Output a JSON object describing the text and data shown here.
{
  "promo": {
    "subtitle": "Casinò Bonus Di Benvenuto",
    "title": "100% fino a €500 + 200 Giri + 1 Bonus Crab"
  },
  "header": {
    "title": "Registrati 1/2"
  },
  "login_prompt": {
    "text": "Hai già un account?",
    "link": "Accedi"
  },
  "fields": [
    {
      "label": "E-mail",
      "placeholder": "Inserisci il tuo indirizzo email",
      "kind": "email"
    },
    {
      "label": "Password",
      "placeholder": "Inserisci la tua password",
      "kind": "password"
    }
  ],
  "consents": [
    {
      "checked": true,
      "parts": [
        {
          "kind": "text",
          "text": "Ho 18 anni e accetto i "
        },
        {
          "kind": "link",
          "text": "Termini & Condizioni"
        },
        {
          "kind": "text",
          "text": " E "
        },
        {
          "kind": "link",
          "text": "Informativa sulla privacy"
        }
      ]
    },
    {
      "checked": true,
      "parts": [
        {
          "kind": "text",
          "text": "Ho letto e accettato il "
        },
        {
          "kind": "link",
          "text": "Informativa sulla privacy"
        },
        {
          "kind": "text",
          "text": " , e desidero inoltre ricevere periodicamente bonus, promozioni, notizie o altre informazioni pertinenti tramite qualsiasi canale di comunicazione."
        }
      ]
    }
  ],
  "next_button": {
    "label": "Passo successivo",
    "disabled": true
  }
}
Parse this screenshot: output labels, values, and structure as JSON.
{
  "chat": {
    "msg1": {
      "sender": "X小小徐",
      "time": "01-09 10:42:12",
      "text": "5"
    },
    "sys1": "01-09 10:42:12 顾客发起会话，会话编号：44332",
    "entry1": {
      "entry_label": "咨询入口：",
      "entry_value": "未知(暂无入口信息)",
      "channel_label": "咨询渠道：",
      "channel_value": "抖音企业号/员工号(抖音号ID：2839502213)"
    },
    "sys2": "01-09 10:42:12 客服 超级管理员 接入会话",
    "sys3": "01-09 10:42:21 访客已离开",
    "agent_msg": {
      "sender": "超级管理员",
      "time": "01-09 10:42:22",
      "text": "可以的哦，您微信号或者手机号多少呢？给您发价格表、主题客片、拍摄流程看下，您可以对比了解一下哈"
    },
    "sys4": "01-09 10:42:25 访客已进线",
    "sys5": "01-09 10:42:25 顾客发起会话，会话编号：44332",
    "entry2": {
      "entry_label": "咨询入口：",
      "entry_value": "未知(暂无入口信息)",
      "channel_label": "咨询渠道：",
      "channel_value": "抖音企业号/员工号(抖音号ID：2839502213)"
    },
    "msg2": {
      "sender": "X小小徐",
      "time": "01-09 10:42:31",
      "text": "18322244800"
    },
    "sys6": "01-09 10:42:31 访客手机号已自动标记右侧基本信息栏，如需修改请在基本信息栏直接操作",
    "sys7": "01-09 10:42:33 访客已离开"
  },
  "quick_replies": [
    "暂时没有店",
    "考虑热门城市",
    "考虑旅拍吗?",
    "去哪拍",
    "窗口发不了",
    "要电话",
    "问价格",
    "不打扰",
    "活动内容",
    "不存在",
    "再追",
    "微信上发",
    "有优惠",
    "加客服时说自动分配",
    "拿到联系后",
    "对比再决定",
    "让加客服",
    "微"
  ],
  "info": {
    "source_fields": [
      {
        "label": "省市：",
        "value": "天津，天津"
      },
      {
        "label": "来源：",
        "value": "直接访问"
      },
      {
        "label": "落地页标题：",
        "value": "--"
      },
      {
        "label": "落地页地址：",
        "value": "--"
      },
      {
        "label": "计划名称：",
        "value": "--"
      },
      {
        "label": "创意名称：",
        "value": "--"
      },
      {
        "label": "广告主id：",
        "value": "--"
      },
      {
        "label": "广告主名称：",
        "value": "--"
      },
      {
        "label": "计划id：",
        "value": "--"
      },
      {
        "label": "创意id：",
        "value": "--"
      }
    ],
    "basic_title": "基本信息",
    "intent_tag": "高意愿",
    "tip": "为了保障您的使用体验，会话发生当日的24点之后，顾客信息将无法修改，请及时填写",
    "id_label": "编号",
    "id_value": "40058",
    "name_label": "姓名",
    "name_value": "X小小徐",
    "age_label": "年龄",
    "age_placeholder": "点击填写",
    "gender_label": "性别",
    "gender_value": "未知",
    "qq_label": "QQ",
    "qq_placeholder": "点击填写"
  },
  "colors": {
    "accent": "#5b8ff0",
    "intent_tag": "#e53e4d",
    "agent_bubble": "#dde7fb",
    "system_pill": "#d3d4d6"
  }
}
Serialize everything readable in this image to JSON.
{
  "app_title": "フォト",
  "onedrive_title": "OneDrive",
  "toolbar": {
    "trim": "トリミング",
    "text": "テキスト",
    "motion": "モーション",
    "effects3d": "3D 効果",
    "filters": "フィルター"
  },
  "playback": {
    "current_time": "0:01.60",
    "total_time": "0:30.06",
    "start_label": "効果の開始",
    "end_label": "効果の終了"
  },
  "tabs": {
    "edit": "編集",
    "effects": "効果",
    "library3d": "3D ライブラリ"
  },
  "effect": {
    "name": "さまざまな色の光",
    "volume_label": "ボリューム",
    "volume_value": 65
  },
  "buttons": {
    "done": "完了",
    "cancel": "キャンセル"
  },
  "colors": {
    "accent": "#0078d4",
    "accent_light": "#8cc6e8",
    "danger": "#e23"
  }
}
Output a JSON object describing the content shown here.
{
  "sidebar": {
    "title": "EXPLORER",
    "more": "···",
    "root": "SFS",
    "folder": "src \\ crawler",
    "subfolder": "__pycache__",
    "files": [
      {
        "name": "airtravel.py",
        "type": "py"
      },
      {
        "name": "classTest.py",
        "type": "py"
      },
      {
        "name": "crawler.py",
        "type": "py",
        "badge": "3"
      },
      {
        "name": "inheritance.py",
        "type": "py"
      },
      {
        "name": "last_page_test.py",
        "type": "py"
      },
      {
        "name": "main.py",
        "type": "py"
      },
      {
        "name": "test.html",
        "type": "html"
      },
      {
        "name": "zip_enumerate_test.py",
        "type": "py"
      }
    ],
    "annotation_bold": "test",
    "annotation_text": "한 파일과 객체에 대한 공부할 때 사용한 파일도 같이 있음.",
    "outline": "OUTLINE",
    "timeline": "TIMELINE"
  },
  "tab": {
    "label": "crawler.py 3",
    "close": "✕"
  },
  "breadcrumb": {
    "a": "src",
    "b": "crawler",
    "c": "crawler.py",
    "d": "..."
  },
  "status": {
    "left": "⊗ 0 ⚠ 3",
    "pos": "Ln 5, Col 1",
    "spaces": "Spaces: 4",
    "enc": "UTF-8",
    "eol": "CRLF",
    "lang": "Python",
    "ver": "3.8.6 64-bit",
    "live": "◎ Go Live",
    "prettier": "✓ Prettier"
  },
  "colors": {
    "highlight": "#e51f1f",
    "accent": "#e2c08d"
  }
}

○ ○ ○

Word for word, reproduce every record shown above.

Solution:
Output a JSON object describing the text and data shown here.
{
  "promo": {
    "subtitle": "Casinò Bonus Di Benvenuto",
    "title": "100% fino a €500 + 200 Giri + 1 Bonus Crab"
  },
  "header": {
    "title": "Registrati 1/2"
  },
  "login_prompt": {
    "text": "Hai già un account?",
    "link": "Accedi"
  },
  "fields": [
    {
      "label": "E-mail",
      "placeholder": "Inserisci il tuo indirizzo email",
      "kind": "email"
    },
    {
      "label": "Password",
      "placeholder": "Inserisci la tua password",
      "kind": "password"
    }
  ],
  "consents": [
    {
      "checked": true,
      "parts": [
        {
          "kind": "text",
          "text": "Ho 18 anni e accetto i "
        },
        {
          "kind": "link",
          "text": "Termini & Condizioni"
        },
        {
          "kind": "text",
          "text": " E "
        },
        {
          "kind": "link",
          "text": "Informativa sulla privacy"
        }
      ]
    },
    {
      "checked": true,
      "parts": [
        {
          "kind": "text",
          "text": "Ho letto e accettato il "
        },
        {
          "kind": "link",
          "text": "Informativa sulla privacy"
        },
        {
          "kind": "text",
          "text": " , e desidero inoltre ricevere periodicamente bonus, promozioni, notizie o altre informazioni pertinenti tramite qualsiasi canale di comunicazione."
        }
      ]
    }
  ],
  "next_button": {
    "label": "Passo successivo",
    "disabled": true
  }
}
Parse this screenshot: output labels, values, and structure as JSON.
{
  "chat": {
    "msg1": {
      "sender": "X小小徐",
      "time": "01-09 10:42:12",
      "text": "5"
    },
    "sys1": "01-09 10:42:12 顾客发起会话，会话编号：44332",
    "entry1": {
      "entry_label": "咨询入口：",
      "entry_value": "未知(暂无入口信息)",
      "channel_label": "咨询渠道：",
      "channel_value": "抖音企业号/员工号(抖音号ID：2839502213)"
    },
    "sys2": "01-09 10:42:12 客服 超级管理员 接入会话",
    "sys3": "01-09 10:42:21 访客已离开",
    "agent_msg": {
      "sender": "超级管理员",
      "time": "01-09 10:42:22",
      "text": "可以的哦，您微信号或者手机号多少呢？给您发价格表、主题客片、拍摄流程看下，您可以对比了解一下哈"
    },
    "sys4": "01-09 10:42:25 访客已进线",
    "sys5": "01-09 10:42:25 顾客发起会话，会话编号：44332",
    "entry2": {
      "entry_label": "咨询入口：",
      "entry_value": "未知(暂无入口信息)",
      "channel_label": "咨询渠道：",
      "channel_value": "抖音企业号/员工号(抖音号ID：2839502213)"
    },
    "msg2": {
      "sender": "X小小徐",
      "time": "01-09 10:42:31",
      "text": "18322244800"
    },
    "sys6": "01-09 10:42:31 访客手机号已自动标记右侧基本信息栏，如需修改请在基本信息栏直接操作",
    "sys7": "01-09 10:42:33 访客已离开"
  },
  "quick_replies": [
    "暂时没有店",
    "考虑热门城市",
    "考虑旅拍吗?",
    "去哪拍",
    "窗口发不了",
    "要电话",
    "问价格",
    "不打扰",
    "活动内容",
    "不存在",
    "再追",
    "微信上发",
    "有优惠",
    "加客服时说自动分配",
    "拿到联系后",
    "对比再决定",
    "让加客服",
    "微"
  ],
  "info": {
    "source_fields": [
      {
        "label": "省市：",
        "value": "天津，天津"
      },
      {
        "label": "来源：",
        "value": "直接访问"
      },
      {
        "label": "落地页标题：",
        "value": "--"
      },
      {
        "label": "落地页地址：",
        "value": "--"
      },
      {
        "label": "计划名称：",
        "value": "--"
      },
      {
        "label": "创意名称：",
        "value": "--"
      },
      {
        "label": "广告主id：",
        "value": "--"
      },
      {
        "label": "广告主名称：",
        "value": "--"
      },
      {
        "label": "计划id：",
        "value": "--"
      },
      {
        "label": "创意id：",
        "value": "--"
      }
    ],
    "basic_title": "基本信息",
    "intent_tag": "高意愿",
    "tip": "为了保障您的使用体验，会话发生当日的24点之后，顾客信息将无法修改，请及时填写",
    "id_label": "编号",
    "id_value": "40058",
    "name_label": "姓名",
    "name_value": "X小小徐",
    "age_label": "年龄",
    "age_placeholder": "点击填写",
    "gender_label": "性别",
    "gender_value": "未知",
    "qq_label": "QQ",
    "qq_placeholder": "点击填写"
  },
  "colors": {
    "accent": "#5b8ff0",
    "intent_tag": "#e53e4d",
    "agent_bubble": "#dde7fb",
    "system_pill": "#d3d4d6"
  }
}
Serialize everything readable in this image to JSON.
{
  "app_title": "フォト",
  "onedrive_title": "OneDrive",
  "toolbar": {
    "trim": "トリミング",
    "text": "テキスト",
    "motion": "モーション",
    "effects3d": "3D 効果",
    "filters": "フィルター"
  },
  "playback": {
    "current_time": "0:01.60",
    "total_time": "0:30.06",
    "start_label": "効果の開始",
    "end_label": "効果の終了"
  },
  "tabs": {
    "edit": "編集",
    "effects": "効果",
    "library3d": "3D ライブラリ"
  },
  "effect": {
    "name": "さまざまな色の光",
    "volume_label": "ボリューム",
    "volume_value": 65
  },
  "buttons": {
    "done": "完了",
    "cancel": "キャンセル"
  },
  "colors": {
    "accent": "#0078d4",
    "accent_light": "#8cc6e8",
    "danger": "#e23"
  }
}
Output a JSON object describing the content shown here.
{
  "sidebar": {
    "title": "EXPLORER",
    "more": "···",
    "root": "SFS",
    "folder": "src \\ crawler",
    "subfolder": "__pycache__",
    "files": [
      {
        "name": "airtravel.py",
        "type": "py"
      },
      {
        "name": "classTest.py",
        "type": "py"
      },
      {
        "name": "crawler.py",
        "type": "py",
        "badge": "3"
      },
      {
        "name": "inheritance.py",
        "type": "py"
      },
      {
        "name": "last_page_test.py",
        "type": "py"
      },
      {
        "name": "main.py",
        "type": "py"
      },
      {
        "name": "test.html",
        "type": "html"
      },
      {
        "name": "zip_enumerate_test.py",
        "type": "py"
      }
    ],
    "annotation_bold": "test",
    "annotation_text": "한 파일과 객체에 대한 공부할 때 사용한 파일도 같이 있음.",
    "outline": "OUTLINE",
    "timeline": "TIMELINE"
  },
  "tab": {
    "label": "crawler.py 3",
    "close": "✕"
  },
  "breadcrumb": {
    "a": "src",
    "b": "crawler",
    "c": "crawler.py",
    "d": "..."
  },
  "status": {
    "left": "⊗ 0 ⚠ 3",
    "pos": "Ln 5, Col 1",
    "spaces": "Spaces: 4",
    "enc": "UTF-8",
    "eol": "CRLF",
    "lang": "Python",
    "ver": "3.8.6 64-bit",
    "live": "◎ Go Live",
    "prettier": "✓ Prettier"
  },
  "colors": {
    "highlight": "#e51f1f",
    "accent": "#e2c08d"
  }
}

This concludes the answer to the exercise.